### WHAT TO PRODUCE
Check the records below line by line. Give the count of lines with "author", and nothing else.
[[ SUPPLIED INFORMATION open ]]
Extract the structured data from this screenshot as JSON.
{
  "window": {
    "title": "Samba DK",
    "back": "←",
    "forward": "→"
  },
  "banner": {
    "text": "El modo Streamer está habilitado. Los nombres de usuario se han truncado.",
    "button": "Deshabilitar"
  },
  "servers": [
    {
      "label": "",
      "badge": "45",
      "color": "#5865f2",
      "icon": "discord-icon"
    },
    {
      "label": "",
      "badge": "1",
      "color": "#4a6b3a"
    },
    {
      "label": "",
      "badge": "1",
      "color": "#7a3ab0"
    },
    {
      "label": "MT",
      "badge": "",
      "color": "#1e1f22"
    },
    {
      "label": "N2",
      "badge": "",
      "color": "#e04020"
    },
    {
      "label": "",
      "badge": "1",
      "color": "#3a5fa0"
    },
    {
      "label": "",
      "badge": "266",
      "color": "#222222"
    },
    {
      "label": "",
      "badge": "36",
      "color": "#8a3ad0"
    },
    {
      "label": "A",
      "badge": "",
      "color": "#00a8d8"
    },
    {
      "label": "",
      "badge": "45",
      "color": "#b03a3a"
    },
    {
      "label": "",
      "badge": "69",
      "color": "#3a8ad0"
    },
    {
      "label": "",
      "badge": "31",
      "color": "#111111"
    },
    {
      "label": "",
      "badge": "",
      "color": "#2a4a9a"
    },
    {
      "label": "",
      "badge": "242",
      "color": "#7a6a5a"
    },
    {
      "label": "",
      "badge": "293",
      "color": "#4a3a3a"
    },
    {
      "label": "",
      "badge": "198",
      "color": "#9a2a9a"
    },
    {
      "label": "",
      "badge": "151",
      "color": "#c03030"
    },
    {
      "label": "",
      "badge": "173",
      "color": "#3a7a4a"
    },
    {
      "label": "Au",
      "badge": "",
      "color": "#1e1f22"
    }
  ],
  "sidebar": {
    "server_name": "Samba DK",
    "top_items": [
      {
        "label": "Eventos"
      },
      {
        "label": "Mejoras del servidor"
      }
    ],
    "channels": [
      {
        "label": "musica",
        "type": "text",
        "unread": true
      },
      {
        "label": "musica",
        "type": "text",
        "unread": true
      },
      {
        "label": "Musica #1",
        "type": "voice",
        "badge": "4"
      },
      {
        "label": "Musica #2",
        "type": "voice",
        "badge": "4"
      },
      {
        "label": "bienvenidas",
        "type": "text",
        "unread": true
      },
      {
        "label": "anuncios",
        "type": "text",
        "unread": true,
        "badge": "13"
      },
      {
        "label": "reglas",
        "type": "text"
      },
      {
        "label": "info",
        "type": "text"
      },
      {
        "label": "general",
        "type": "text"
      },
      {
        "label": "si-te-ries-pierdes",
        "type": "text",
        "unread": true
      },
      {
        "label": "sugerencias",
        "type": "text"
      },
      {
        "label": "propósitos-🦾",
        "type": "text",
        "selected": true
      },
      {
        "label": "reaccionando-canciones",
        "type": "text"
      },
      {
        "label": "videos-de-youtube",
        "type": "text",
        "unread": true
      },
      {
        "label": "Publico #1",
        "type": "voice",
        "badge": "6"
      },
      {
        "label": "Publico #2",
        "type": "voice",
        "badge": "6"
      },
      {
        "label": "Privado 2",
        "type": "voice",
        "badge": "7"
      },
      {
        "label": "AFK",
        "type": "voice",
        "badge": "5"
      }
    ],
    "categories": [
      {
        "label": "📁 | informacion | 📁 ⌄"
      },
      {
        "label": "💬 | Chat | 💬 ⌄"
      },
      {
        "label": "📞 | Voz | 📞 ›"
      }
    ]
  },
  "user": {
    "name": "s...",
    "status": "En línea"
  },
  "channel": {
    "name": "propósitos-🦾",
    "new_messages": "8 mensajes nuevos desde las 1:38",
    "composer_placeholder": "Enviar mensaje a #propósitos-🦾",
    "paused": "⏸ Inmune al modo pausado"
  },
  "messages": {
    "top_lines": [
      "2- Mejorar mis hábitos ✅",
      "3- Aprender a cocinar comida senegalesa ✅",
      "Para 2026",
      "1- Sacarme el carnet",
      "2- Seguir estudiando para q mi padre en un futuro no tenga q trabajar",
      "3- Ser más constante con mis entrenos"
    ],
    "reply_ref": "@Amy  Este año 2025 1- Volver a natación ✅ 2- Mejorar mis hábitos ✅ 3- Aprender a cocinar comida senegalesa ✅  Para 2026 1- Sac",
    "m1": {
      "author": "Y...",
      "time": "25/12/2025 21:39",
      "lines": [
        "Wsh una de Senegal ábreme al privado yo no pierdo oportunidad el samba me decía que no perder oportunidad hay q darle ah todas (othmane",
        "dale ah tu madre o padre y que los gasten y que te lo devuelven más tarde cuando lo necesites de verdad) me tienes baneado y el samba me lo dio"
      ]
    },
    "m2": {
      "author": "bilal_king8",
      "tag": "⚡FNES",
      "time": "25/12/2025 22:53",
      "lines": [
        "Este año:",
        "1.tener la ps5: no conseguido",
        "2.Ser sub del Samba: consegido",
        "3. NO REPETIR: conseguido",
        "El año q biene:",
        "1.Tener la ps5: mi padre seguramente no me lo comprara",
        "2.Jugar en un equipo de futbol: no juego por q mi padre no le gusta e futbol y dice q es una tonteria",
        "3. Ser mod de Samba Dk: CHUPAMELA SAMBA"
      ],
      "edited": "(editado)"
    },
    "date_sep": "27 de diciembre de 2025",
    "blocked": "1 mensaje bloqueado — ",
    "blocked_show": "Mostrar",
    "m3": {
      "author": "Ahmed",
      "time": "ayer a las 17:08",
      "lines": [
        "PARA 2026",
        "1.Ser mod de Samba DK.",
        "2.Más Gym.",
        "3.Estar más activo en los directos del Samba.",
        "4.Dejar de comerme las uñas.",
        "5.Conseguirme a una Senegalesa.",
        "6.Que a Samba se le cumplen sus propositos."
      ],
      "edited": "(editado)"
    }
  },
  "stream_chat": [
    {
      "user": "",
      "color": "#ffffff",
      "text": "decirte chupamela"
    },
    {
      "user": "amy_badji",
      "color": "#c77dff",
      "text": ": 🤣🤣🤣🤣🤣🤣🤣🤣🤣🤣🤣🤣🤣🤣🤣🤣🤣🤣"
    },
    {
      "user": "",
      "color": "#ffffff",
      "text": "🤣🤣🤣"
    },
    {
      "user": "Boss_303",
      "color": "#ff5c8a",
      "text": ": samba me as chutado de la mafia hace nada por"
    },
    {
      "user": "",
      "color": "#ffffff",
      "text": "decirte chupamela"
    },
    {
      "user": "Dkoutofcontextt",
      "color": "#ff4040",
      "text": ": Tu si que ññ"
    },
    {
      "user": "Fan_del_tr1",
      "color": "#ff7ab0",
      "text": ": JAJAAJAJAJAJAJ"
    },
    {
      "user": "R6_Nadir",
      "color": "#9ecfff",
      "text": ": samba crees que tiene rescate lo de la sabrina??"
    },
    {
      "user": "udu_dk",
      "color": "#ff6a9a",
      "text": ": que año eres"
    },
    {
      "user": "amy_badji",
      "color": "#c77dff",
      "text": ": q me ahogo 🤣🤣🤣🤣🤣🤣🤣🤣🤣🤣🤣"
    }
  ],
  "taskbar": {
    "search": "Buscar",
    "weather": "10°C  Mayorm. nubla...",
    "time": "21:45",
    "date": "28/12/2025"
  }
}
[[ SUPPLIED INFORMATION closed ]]
### WORKED SOLUTION
3